* [WHAT YOU ARE ASKED TO DO]:
Scan the data below and pick out the lines containing the word "label".

* [Page and application data records]:
------------------------------------------------------------------------

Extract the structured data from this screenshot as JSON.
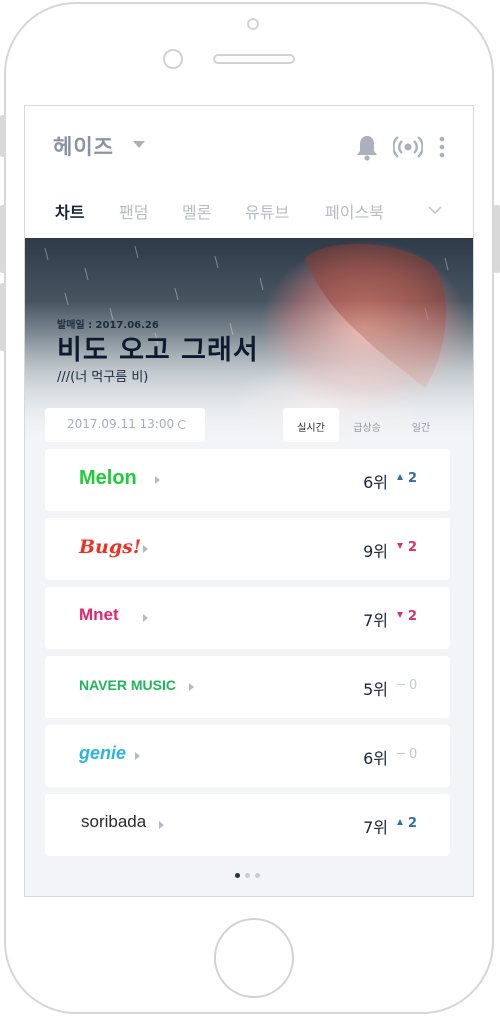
{
  "header": {
    "artist": "헤이즈"
  },
  "tabs": [
    {
      "label": "차트",
      "active": true
    },
    {
      "label": "팬덤",
      "active": false
    },
    {
      "label": "멜론",
      "active": false
    },
    {
      "label": "유튜브",
      "active": false
    },
    {
      "label": "페이스북",
      "active": false
    }
  ],
  "song": {
    "release": "발매일 : 2017.06.26",
    "title": "비도 오고 그래서",
    "subtitle": "///(너 먹구름 비)"
  },
  "chart_controls": {
    "timestamp": "2017.09.11 13:00",
    "modes": [
      "실시간",
      "급상승",
      "일간"
    ],
    "active_mode": "실시간"
  },
  "charts": [
    {
      "service": "Melon",
      "rank": "6위",
      "direction": "up",
      "change": "2",
      "color": "#1fcb3a"
    },
    {
      "service": "Bugs!",
      "rank": "9위",
      "direction": "down",
      "change": "2",
      "color": "#ee3124"
    },
    {
      "service": "Mnet",
      "rank": "7위",
      "direction": "down",
      "change": "2",
      "color": "#e6246b"
    },
    {
      "service": "NAVER MUSIC",
      "rank": "5위",
      "direction": "none",
      "change": "0",
      "color": "#1fb55b"
    },
    {
      "service": "genie",
      "rank": "6위",
      "direction": "none",
      "change": "0",
      "color": "#2bb3e6"
    },
    {
      "service": "soribada",
      "rank": "7위",
      "direction": "up",
      "change": "2",
      "color": "#2a2a2a"
    }
  ],
  "pager": {
    "pages": 3,
    "current": 1
  },
  "colors": {
    "up": "#2f6fb1",
    "down": "#d8336c",
    "neutral": "#c4c9d1"
  }
}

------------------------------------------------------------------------

* [FINAL ANSWER]:
      "label": "차트",
      "label": "팬덤",
      "label": "멜론",
      "label": "유튜브",
      "label": "페이스북",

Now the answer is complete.